* [ASSIGNMENT]
As you print the data below, keep every line exactly as it is and leave the images behind.

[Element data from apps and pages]
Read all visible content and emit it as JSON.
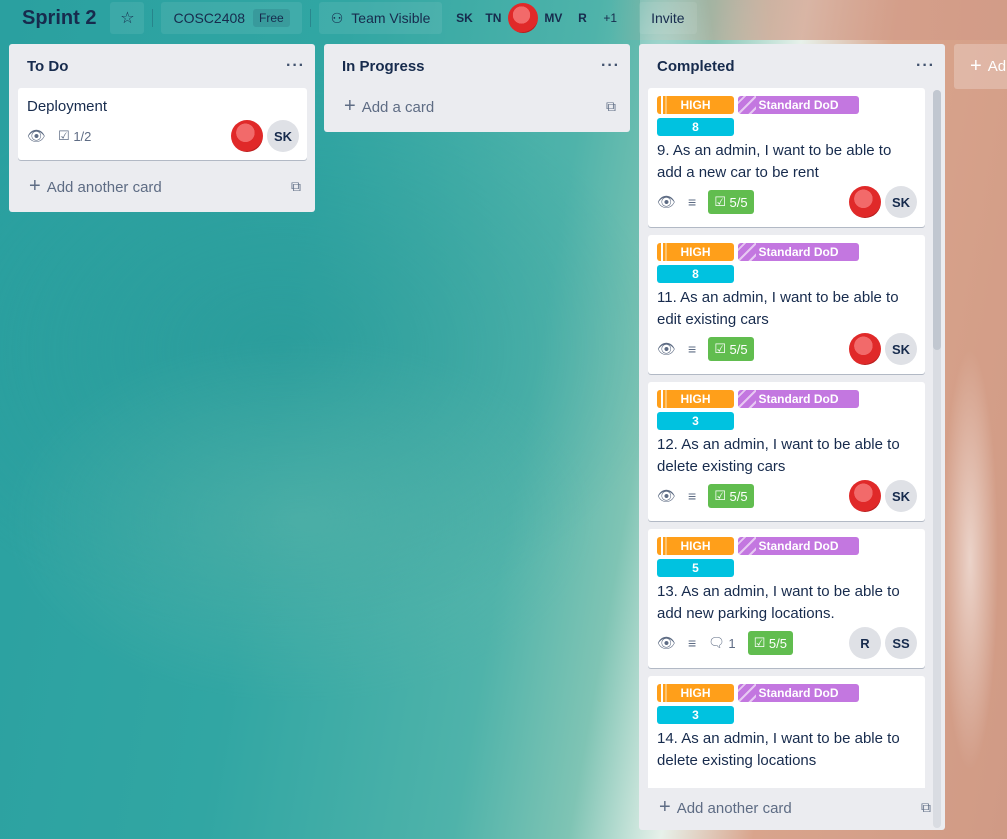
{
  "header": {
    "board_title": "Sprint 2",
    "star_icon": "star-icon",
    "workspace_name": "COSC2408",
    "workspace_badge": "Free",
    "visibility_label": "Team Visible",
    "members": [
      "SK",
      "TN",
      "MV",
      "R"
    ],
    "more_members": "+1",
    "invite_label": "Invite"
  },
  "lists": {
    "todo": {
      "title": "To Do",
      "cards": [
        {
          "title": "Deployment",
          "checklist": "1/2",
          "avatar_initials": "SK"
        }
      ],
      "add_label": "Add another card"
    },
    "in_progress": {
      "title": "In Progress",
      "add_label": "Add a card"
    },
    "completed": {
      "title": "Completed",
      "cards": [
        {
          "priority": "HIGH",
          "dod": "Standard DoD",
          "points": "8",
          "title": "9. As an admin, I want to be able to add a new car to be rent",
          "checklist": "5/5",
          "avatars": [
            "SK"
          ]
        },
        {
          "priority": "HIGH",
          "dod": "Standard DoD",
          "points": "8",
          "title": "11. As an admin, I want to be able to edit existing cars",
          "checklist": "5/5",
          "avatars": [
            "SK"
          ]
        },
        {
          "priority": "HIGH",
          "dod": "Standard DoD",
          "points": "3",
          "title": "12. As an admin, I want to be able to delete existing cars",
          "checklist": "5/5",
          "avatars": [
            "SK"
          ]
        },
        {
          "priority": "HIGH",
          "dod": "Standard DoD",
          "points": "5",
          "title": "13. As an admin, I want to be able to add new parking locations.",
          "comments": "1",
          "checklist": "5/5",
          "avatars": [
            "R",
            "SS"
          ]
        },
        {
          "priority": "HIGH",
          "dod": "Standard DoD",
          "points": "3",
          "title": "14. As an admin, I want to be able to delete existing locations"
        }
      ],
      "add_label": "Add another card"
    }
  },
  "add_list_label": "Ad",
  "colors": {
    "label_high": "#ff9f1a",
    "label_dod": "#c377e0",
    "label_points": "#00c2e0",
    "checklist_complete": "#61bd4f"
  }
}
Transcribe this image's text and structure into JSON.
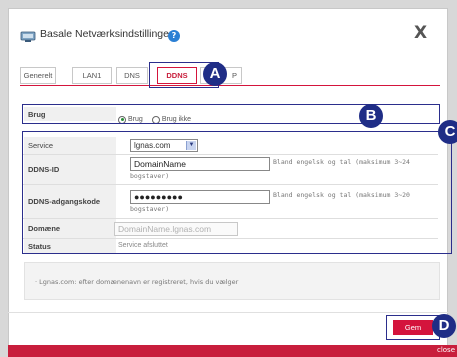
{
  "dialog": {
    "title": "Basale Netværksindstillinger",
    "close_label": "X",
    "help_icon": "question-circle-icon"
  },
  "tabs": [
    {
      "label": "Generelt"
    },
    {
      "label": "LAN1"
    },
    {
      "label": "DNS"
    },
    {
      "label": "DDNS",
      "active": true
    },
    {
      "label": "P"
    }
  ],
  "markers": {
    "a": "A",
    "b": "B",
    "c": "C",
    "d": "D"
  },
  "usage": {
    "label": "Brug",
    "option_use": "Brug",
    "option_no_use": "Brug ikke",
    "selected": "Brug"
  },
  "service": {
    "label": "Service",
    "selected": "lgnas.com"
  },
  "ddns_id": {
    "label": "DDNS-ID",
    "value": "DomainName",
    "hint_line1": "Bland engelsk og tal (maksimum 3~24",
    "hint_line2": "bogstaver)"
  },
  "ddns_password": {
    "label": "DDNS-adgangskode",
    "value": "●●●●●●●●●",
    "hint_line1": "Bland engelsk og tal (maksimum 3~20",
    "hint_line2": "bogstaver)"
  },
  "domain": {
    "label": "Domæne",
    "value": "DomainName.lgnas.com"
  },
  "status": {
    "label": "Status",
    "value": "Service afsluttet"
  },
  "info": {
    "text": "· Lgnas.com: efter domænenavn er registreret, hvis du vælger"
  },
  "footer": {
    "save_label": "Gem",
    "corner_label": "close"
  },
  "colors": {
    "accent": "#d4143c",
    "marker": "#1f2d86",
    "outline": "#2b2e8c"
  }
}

* [RESULT]
Read all visible content and emit it as JSON.
{
  "header": {
    "board_title": "Sprint 2",
    "star_icon": "star-icon",
    "workspace_name": "COSC2408",
    "workspace_badge": "Free",
    "visibility_label": "Team Visible",
    "members": [
      "SK",
      "TN",
      "MV",
      "R"
    ],
    "more_members": "+1",
    "invite_label": "Invite"
  },
  "lists": {
    "todo": {
      "title": "To Do",
      "cards": [
        {
          "title": "Deployment",
          "checklist": "1/2",
          "avatar_initials": "SK"
        }
      ],
      "add_label": "Add another card"
    },
    "in_progress": {
      "title": "In Progress",
      "add_label": "Add a card"
    },
    "completed": {
      "title": "Completed",
      "cards": [
        {
          "priority": "HIGH",
          "dod": "Standard DoD",
          "points": "8",
          "title": "9. As an admin, I want to be able to add a new car to be rent",
          "checklist": "5/5",
          "avatars": [
            "SK"
          ]
        },
        {
          "priority": "HIGH",
          "dod": "Standard DoD",
          "points": "8",
          "title": "11. As an admin, I want to be able to edit existing cars",
          "checklist": "5/5",
          "avatars": [
            "SK"
          ]
        },
        {
          "priority": "HIGH",
          "dod": "Standard DoD",
          "points": "3",
          "title": "12. As an admin, I want to be able to delete existing cars",
          "checklist": "5/5",
          "avatars": [
            "SK"
          ]
        },
        {
          "priority": "HIGH",
          "dod": "Standard DoD",
          "points": "5",
          "title": "13. As an admin, I want to be able to add new parking locations.",
          "comments": "1",
          "checklist": "5/5",
          "avatars": [
            "R",
            "SS"
          ]
        },
        {
          "priority": "HIGH",
          "dod": "Standard DoD",
          "points": "3",
          "title": "14. As an admin, I want to be able to delete existing locations"
        }
      ],
      "add_label": "Add another card"
    }
  },
  "add_list_label": "Ad",
  "colors": {
    "label_high": "#ff9f1a",
    "label_dod": "#c377e0",
    "label_points": "#00c2e0",
    "checklist_complete": "#61bd4f"
  }
}
Transcribe this image's text and structure into JSON.
{
  "dialog": {
    "title": "Basale Netværksindstillinger",
    "close_label": "X",
    "help_icon": "question-circle-icon"
  },
  "tabs": [
    {
      "label": "Generelt"
    },
    {
      "label": "LAN1"
    },
    {
      "label": "DNS"
    },
    {
      "label": "DDNS",
      "active": true
    },
    {
      "label": "P"
    }
  ],
  "markers": {
    "a": "A",
    "b": "B",
    "c": "C",
    "d": "D"
  },
  "usage": {
    "label": "Brug",
    "option_use": "Brug",
    "option_no_use": "Brug ikke",
    "selected": "Brug"
  },
  "service": {
    "label": "Service",
    "selected": "lgnas.com"
  },
  "ddns_id": {
    "label": "DDNS-ID",
    "value": "DomainName",
    "hint_line1": "Bland engelsk og tal (maksimum 3~24",
    "hint_line2": "bogstaver)"
  },
  "ddns_password": {
    "label": "DDNS-adgangskode",
    "value": "●●●●●●●●●",
    "hint_line1": "Bland engelsk og tal (maksimum 3~20",
    "hint_line2": "bogstaver)"
  },
  "domain": {
    "label": "Domæne",
    "value": "DomainName.lgnas.com"
  },
  "status": {
    "label": "Status",
    "value": "Service afsluttet"
  },
  "info": {
    "text": "· Lgnas.com: efter domænenavn er registreret, hvis du vælger"
  },
  "footer": {
    "save_label": "Gem",
    "corner_label": "close"
  },
  "colors": {
    "accent": "#d4143c",
    "marker": "#1f2d86",
    "outline": "#2b2e8c"
  }
}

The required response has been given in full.